● **What you have to do**: Which lines of the data below hold "selected"? Copy each of them.
··········
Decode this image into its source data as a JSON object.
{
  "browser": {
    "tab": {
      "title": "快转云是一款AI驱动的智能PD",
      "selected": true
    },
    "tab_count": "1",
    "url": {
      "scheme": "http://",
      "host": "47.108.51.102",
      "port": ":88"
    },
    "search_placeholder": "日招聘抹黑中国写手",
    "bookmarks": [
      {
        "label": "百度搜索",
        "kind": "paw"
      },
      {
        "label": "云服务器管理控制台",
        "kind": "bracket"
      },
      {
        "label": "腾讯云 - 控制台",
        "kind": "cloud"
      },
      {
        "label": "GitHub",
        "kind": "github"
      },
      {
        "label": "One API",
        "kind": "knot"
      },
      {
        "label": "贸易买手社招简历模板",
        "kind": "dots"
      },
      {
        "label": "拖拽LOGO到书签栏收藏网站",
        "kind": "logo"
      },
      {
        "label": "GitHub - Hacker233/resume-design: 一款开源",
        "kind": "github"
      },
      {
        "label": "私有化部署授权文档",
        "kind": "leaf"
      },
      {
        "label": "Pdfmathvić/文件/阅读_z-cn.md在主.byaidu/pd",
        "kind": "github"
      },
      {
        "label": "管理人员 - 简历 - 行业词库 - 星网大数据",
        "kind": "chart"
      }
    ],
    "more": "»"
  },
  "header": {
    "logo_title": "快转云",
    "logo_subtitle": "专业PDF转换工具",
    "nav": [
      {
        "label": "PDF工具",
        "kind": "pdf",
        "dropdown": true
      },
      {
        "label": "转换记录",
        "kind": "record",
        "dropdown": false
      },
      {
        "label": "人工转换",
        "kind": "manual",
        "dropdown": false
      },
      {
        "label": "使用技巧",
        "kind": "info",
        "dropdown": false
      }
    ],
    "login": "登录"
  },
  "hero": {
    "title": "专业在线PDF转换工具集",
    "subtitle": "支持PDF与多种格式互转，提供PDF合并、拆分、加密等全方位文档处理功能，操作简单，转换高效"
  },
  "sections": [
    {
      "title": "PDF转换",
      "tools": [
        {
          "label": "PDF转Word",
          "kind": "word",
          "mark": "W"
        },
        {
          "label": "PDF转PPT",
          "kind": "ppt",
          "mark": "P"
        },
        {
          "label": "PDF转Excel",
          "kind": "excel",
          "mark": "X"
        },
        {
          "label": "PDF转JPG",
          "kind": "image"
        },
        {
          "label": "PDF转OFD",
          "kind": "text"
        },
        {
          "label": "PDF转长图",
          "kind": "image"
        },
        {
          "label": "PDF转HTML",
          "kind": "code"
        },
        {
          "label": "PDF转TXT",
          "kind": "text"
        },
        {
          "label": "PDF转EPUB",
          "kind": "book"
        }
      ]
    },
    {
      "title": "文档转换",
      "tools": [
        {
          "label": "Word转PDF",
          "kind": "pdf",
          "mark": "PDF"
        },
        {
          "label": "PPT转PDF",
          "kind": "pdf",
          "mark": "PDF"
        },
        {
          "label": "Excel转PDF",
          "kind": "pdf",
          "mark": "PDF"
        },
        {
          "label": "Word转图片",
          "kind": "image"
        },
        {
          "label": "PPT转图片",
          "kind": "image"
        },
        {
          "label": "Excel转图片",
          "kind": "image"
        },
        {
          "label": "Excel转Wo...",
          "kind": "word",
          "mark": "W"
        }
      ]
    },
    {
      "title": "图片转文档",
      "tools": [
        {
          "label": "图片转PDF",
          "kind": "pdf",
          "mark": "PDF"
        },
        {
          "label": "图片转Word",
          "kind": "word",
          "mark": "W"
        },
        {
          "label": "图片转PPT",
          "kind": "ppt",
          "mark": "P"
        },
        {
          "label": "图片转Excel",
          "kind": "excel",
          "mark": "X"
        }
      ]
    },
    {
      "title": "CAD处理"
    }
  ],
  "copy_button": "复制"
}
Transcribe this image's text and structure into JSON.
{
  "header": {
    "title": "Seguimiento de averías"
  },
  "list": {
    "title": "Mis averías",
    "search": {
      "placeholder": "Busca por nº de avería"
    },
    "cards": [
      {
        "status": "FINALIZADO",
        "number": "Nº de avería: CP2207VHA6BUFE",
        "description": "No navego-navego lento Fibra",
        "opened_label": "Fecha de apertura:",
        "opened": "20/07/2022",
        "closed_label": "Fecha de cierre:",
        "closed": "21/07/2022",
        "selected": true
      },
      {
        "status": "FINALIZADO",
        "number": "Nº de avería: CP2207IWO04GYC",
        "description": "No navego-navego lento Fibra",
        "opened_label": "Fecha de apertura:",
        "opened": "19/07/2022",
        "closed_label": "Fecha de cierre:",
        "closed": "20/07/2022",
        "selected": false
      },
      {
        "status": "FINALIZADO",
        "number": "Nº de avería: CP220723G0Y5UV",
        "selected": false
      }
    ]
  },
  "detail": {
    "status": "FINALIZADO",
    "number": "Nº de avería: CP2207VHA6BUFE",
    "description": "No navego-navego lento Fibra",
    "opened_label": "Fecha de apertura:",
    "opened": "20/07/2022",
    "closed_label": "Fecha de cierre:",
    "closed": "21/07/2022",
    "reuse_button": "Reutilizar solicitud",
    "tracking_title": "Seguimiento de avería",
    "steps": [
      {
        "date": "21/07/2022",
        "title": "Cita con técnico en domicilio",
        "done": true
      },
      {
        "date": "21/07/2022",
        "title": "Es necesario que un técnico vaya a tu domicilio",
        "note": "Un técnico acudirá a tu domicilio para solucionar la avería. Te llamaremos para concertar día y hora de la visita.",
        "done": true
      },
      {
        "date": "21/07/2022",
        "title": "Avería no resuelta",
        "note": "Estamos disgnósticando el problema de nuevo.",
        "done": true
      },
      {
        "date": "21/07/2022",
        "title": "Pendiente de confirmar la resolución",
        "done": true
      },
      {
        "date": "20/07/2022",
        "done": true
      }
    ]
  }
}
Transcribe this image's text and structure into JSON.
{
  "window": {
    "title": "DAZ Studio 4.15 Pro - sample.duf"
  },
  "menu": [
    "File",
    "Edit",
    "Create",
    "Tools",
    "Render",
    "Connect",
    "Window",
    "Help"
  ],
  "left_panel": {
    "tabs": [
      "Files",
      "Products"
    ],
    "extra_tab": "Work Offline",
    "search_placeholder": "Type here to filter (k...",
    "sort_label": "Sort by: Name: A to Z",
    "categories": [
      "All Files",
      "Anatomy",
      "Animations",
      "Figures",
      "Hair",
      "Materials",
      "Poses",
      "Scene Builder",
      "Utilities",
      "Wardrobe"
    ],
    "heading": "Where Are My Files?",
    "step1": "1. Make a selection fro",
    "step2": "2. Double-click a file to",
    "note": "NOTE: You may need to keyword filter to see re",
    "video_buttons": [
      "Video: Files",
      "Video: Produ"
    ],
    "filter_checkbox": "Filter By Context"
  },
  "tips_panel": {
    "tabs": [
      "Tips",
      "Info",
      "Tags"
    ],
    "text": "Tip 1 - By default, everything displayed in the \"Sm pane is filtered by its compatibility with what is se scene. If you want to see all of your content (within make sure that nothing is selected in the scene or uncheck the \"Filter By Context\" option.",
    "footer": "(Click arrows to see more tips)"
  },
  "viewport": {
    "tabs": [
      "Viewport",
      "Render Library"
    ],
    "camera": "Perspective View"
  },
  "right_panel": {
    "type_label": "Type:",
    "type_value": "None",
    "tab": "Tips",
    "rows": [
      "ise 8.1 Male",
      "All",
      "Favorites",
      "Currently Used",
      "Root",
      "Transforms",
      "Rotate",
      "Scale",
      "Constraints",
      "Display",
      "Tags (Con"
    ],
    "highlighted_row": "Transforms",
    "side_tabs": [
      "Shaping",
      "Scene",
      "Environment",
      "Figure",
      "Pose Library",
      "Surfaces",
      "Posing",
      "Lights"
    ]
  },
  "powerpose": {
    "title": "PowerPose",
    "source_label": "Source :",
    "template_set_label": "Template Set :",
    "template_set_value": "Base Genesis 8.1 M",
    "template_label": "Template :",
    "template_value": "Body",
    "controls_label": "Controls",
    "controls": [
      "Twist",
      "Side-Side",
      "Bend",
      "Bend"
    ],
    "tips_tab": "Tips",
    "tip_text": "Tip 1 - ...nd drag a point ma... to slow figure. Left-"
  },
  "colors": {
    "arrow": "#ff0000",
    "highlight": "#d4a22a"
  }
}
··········
● **Response area**:
      "selected": true
        "selected": true
        "selected": false
        "selected": false
    "text": "Tip 1 - By default, everything displayed in the \"Sm pane is filtered by its compatibility with what is se scene. If you want to see all of your content (within make sure that nothing is selected in the scene or uncheck the \"Filter By Context\" option.",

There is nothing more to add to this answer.